Recently I’ve wondered whether we educators now face our latest if not greatest philosophical divide.
Earlier this month, Sweet Briar College officials announced the 114 year old women’s college in rural Virginia would cease operations at year’s end. The college’s financial circumstances had been in freefall since 2009, despite the favorable window-dressing of a 94 million dollar endowment in fiscal year 2014.
In late February, the National Association of Independent Schools – of which Parish is a member – held their annual conference in Boston. Though unable to attend, I followed the conference Twitter feed and read summaries of several of its major presentations.

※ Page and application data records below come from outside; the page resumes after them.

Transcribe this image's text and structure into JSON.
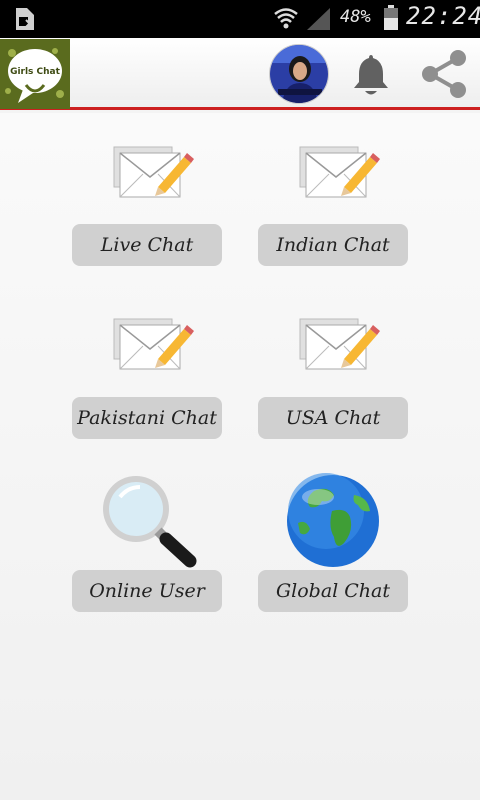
{
  "status_bar": {
    "battery_percent": "48%",
    "time": "22:24"
  },
  "app_bar": {
    "logo_text": "Girls Chat",
    "icons": [
      "avatar",
      "bell-icon",
      "share-icon"
    ]
  },
  "menu": {
    "items": [
      {
        "label": "Live Chat",
        "icon": "envelope-pencil-icon"
      },
      {
        "label": "Indian Chat",
        "icon": "envelope-pencil-icon"
      },
      {
        "label": "Pakistani Chat",
        "icon": "envelope-pencil-icon"
      },
      {
        "label": "USA Chat",
        "icon": "envelope-pencil-icon"
      },
      {
        "label": "Online User",
        "icon": "magnifier-icon"
      },
      {
        "label": "Global Chat",
        "icon": "globe-icon"
      }
    ]
  },
  "colors": {
    "accent_line": "#cc1f1f",
    "button_bg": "#d0d0d0"
  }
}
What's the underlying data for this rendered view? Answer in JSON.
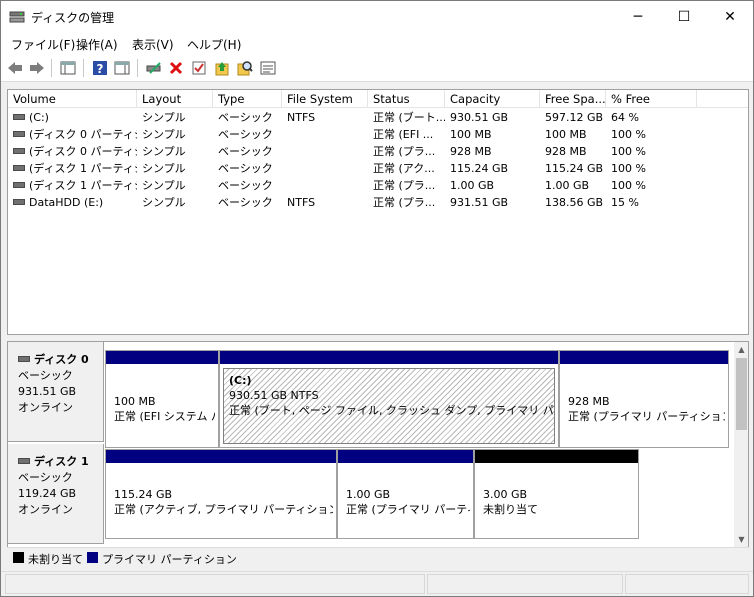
{
  "window": {
    "title": "ディスクの管理",
    "minimize": "─",
    "maximize": "☐",
    "close": "✕"
  },
  "menu": [
    "ファイル(F)",
    "操作(A)",
    "表示(V)",
    "ヘルプ(H)"
  ],
  "toolbar_icons": [
    "back-arrow-icon",
    "forward-arrow-icon",
    "console-tree-icon",
    "help-icon",
    "action-pane-icon",
    "connect-drive-icon",
    "delete-icon",
    "check-icon",
    "up-folder-icon",
    "search-icon",
    "properties-icon"
  ],
  "volume_table": {
    "columns": [
      "Volume",
      "Layout",
      "Type",
      "File System",
      "Status",
      "Capacity",
      "Free Spa...",
      "% Free"
    ],
    "rows": [
      [
        "(C:)",
        "シンプル",
        "ベーシック",
        "NTFS",
        "正常 (ブート...",
        "930.51 GB",
        "597.12 GB",
        "64 %"
      ],
      [
        "(ディスク 0 パーティシ...",
        "シンプル",
        "ベーシック",
        "",
        "正常 (EFI ...",
        "100 MB",
        "100 MB",
        "100 %"
      ],
      [
        "(ディスク 0 パーティシ...",
        "シンプル",
        "ベーシック",
        "",
        "正常 (プラ...",
        "928 MB",
        "928 MB",
        "100 %"
      ],
      [
        "(ディスク 1 パーティシ...",
        "シンプル",
        "ベーシック",
        "",
        "正常 (アク...",
        "115.24 GB",
        "115.24 GB",
        "100 %"
      ],
      [
        "(ディスク 1 パーティシ...",
        "シンプル",
        "ベーシック",
        "",
        "正常 (プラ...",
        "1.00 GB",
        "1.00 GB",
        "100 %"
      ],
      [
        "DataHDD (E:)",
        "シンプル",
        "ベーシック",
        "NTFS",
        "正常 (プラ...",
        "931.51 GB",
        "138.56 GB",
        "15 %"
      ]
    ]
  },
  "disks": [
    {
      "name": "ディスク 0",
      "type": "ベーシック",
      "size": "931.51 GB",
      "state": "オンライン",
      "partitions": [
        {
          "label": "",
          "size": "100 MB",
          "status": "正常 (EFI システム パ",
          "kind": "primary"
        },
        {
          "label": "(C:)",
          "size": "930.51 GB NTFS",
          "status": "正常 (ブート, ページ ファイル, クラッシュ ダンプ, プライマリ パーティション)",
          "kind": "primary",
          "selected": true
        },
        {
          "label": "",
          "size": "928 MB",
          "status": "正常 (プライマリ パーティション)",
          "kind": "primary"
        }
      ]
    },
    {
      "name": "ディスク 1",
      "type": "ベーシック",
      "size": "119.24 GB",
      "state": "オンライン",
      "partitions": [
        {
          "label": "",
          "size": "115.24 GB",
          "status": "正常 (アクティブ, プライマリ パーティション)",
          "kind": "primary"
        },
        {
          "label": "",
          "size": "1.00 GB",
          "status": "正常 (プライマリ パーティシ",
          "kind": "primary"
        },
        {
          "label": "",
          "size": "3.00 GB",
          "status": "未割り当て",
          "kind": "unallocated"
        }
      ]
    }
  ],
  "legend": [
    {
      "label": "未割り当て",
      "color": "#000000"
    },
    {
      "label": "プライマリ パーティション",
      "color": "#000080"
    }
  ],
  "colors": {
    "primary": "#000080",
    "unallocated": "#000000"
  }
}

The conference featured a self-explanatory theme, “Design the Revolution: Blending Learning, Leading, and Innovation,” and keynote sessions to provoke thinking, conversation, and action among the representatives from its 1,500 member schools. On the surface, the conference challenged independent school leaders to consider the sustainability of our model and the practices which shape it. We operate today in an environment of dizzying change, ever-escalating tuitions and heightened competition. How might our schools improve the preparation we afford our students and enhance our value proposition by leveraging the new opportunities presented by seismic changes in information technology and capitalizing on the autonomy afforded by our independence?
But here lies the cusp of the divide, at least as I perceive it. I wonder who among my independent school colleagues left the conference with an altered mindset. Who senses that the next generation for tuition-bearing institutions like ours will be fundamentally different, and perhaps more perilous, than any previous era? Of my peers, how many would characterize the necessity to change our model as nothing short of urgent?
On the one side of this divide stand those – myself included – who feel tremendous urgency and see incredible opportunity to rethink many of the time-worn paradigms for how we “do school.” Those on the other side of the chasm view calls for transformational change as alarmist at worst or, more benignly, riddled with so much complexity and uncertainty as to inhibit action.
At the NAIS conference, the Association’s President, John Chubb, noted that “independent schools are facing some tough realities. No matter where your school is in the process of addressing new realities, it is important for you to be prepared for anything —especially the opportunities.” The conference also featured a panel of higher education leaders, whose institutions feature a business model similar to those of independent schools. The Presidents agreed that “the business model of higher education is broken and will need to be fixed.” One university leader went so far as to ask whether education might “change in the same way the music industry changed with new technologies” and as a result became “affordable, unbundled, [and] accessible.”
I know several of my colleagues embrace such challenging thinking and have taken steps to shift practices. But I also know others whose mindset mirrors that of an educator from the northeast who emailed me in the wake of the NAIS conference. He was a candidate for a position at Parish. Around the business of his candidacy, he opined about his experience at the conference. “Some of it,” he noted, “was the usual headliners saying outrageous things about the future of education that no one is seriously going to act on (italics added); others were really thoughtful, practical, and helpful and presented ideas and practices that I suspect a lot of people are discussing this week back at their schools.”
I placed him on the other side of the divide. Perhaps unfairly, I concluded he would categorize any talk of tenuously sustainable independent schools as “outrageous” and view experimentation with new models for tomorrow’s independent schools with similar diffidence. Perhaps unsurprisingly, I concluded further conversation about a position at Parish was not a good idea.
A respected colleague of mine posted a compelling question in light of the Sweet Briar announcement: “Outlier or Omen?” It encapsulates perfectly the philosophical divide I’ve experienced anecdotally as of late. Today’s educator needs to make room amidst the valid and worthwhile philosophical conversations pervading our campuses – about math programs, literary canons, or foreign language offerings – for an even more fundamental discussion on which side of this divide each of us and our schools stand.